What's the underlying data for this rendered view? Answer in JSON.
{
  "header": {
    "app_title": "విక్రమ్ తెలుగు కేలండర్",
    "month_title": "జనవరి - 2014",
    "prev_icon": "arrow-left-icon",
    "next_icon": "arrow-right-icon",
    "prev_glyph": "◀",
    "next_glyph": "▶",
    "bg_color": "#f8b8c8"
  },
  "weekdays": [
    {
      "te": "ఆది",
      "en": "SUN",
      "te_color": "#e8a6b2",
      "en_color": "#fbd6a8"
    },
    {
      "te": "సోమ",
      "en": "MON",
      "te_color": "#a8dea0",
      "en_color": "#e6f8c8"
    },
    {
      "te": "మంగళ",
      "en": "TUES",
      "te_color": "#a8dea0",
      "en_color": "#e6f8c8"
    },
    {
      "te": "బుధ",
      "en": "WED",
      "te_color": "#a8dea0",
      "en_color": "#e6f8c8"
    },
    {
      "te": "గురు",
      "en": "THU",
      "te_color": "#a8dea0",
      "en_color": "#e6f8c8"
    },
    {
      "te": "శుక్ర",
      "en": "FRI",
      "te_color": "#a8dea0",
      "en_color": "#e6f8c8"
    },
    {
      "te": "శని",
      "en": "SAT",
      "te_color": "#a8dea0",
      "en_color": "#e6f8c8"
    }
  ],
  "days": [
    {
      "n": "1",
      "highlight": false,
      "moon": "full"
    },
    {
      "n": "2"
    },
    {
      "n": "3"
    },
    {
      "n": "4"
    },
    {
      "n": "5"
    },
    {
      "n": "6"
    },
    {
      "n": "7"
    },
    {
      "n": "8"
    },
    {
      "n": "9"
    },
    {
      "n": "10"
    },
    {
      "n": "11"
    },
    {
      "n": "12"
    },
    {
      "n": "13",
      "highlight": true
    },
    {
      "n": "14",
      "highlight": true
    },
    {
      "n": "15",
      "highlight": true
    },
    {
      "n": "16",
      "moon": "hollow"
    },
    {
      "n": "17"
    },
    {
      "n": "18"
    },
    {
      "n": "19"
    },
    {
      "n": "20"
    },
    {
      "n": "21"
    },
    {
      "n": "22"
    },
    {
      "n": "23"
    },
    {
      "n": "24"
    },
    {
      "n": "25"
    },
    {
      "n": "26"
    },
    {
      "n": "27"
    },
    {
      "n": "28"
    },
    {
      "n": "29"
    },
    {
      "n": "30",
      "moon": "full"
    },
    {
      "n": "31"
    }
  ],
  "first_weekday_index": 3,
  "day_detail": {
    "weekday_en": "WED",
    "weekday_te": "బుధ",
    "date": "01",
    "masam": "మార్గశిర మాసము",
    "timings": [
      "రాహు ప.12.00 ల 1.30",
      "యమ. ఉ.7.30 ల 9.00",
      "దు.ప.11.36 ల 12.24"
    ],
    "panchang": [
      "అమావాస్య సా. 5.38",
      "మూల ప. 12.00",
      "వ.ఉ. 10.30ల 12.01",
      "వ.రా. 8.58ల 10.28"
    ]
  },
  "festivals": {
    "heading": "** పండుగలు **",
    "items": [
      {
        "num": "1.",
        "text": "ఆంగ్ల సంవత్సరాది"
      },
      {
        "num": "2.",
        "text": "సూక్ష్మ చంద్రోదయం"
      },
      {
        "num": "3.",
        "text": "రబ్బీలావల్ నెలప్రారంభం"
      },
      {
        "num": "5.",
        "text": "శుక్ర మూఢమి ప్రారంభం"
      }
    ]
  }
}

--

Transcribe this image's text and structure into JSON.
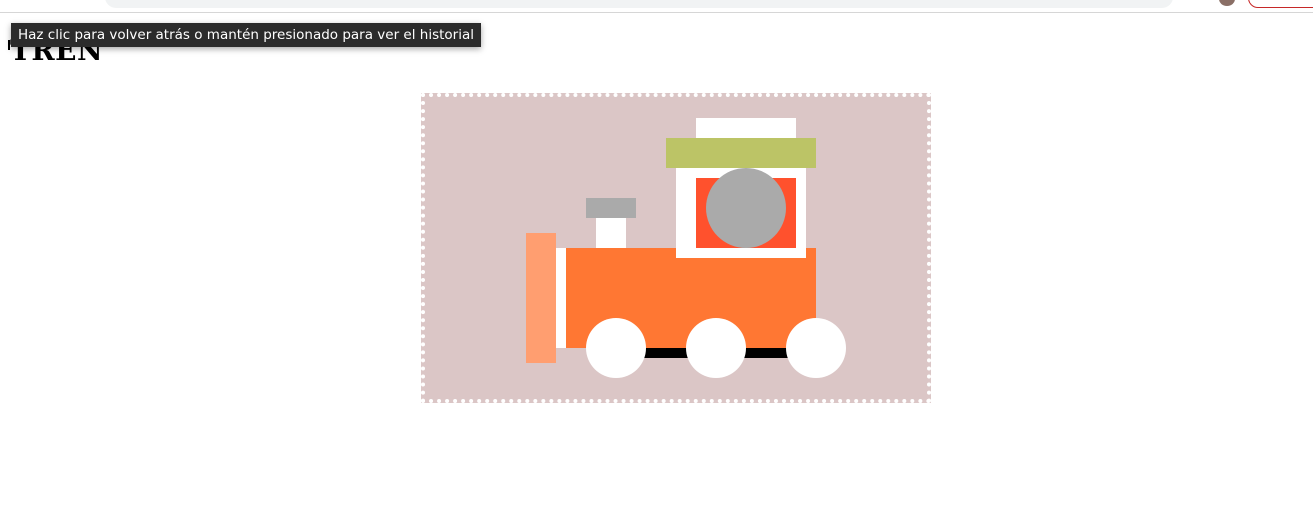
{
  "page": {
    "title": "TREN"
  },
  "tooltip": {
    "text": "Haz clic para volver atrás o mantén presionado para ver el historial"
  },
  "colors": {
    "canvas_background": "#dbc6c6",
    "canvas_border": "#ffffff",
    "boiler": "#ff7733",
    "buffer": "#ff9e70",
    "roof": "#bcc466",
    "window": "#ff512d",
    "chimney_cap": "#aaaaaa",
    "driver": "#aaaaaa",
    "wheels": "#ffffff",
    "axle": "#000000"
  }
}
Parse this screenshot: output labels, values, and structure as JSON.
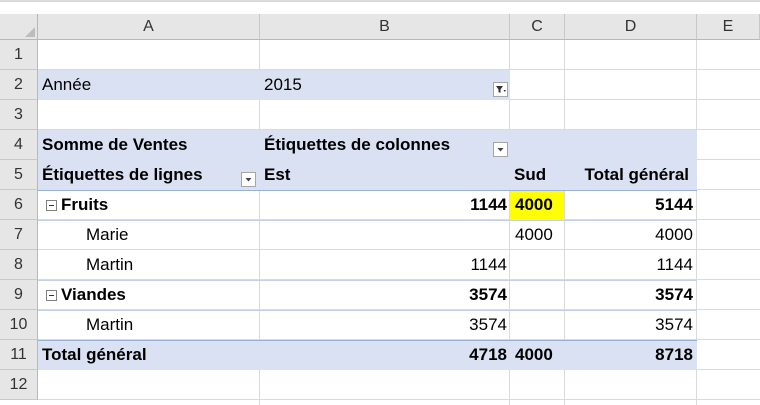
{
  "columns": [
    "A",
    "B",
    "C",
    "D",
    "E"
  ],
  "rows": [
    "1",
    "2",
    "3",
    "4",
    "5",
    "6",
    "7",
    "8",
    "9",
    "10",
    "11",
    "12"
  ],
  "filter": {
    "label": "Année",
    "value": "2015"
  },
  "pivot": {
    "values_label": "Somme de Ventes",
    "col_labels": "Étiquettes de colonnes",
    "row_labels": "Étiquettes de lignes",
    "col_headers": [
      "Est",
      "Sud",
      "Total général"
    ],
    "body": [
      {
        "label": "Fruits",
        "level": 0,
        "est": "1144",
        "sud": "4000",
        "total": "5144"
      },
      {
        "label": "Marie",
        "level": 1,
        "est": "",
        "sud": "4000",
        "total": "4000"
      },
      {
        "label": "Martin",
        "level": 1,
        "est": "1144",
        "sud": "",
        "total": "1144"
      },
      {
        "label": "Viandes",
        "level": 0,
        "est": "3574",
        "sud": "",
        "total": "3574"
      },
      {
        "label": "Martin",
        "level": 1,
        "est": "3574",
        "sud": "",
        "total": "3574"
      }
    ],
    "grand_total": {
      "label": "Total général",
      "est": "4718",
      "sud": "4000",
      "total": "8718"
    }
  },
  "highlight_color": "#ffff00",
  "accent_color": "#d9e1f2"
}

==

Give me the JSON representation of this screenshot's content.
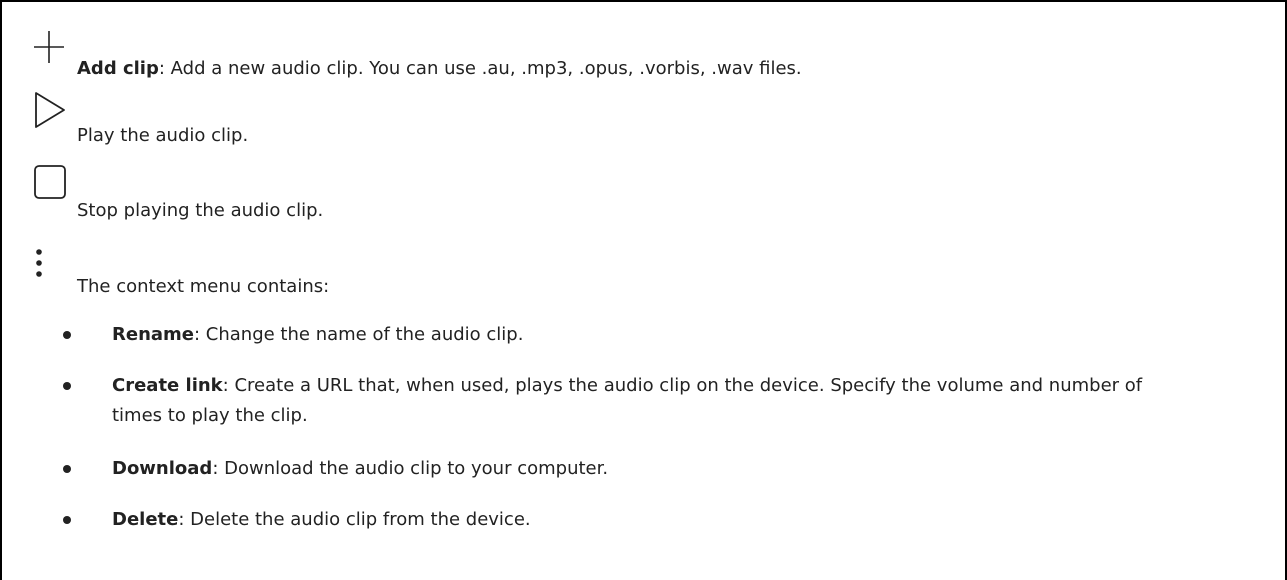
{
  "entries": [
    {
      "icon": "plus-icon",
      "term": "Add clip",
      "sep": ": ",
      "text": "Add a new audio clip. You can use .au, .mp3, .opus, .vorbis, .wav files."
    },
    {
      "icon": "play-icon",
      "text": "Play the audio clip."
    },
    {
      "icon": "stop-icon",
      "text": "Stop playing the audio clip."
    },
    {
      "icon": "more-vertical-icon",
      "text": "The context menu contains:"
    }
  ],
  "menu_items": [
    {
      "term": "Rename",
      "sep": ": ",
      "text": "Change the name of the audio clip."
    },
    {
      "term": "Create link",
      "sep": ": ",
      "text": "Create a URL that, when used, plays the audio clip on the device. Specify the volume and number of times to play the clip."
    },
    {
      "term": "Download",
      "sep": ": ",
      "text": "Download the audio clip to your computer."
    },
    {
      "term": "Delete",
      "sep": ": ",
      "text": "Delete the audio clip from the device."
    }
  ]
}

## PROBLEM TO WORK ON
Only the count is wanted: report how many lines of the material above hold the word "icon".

## SOLUTION TO THIS EXERCISE
6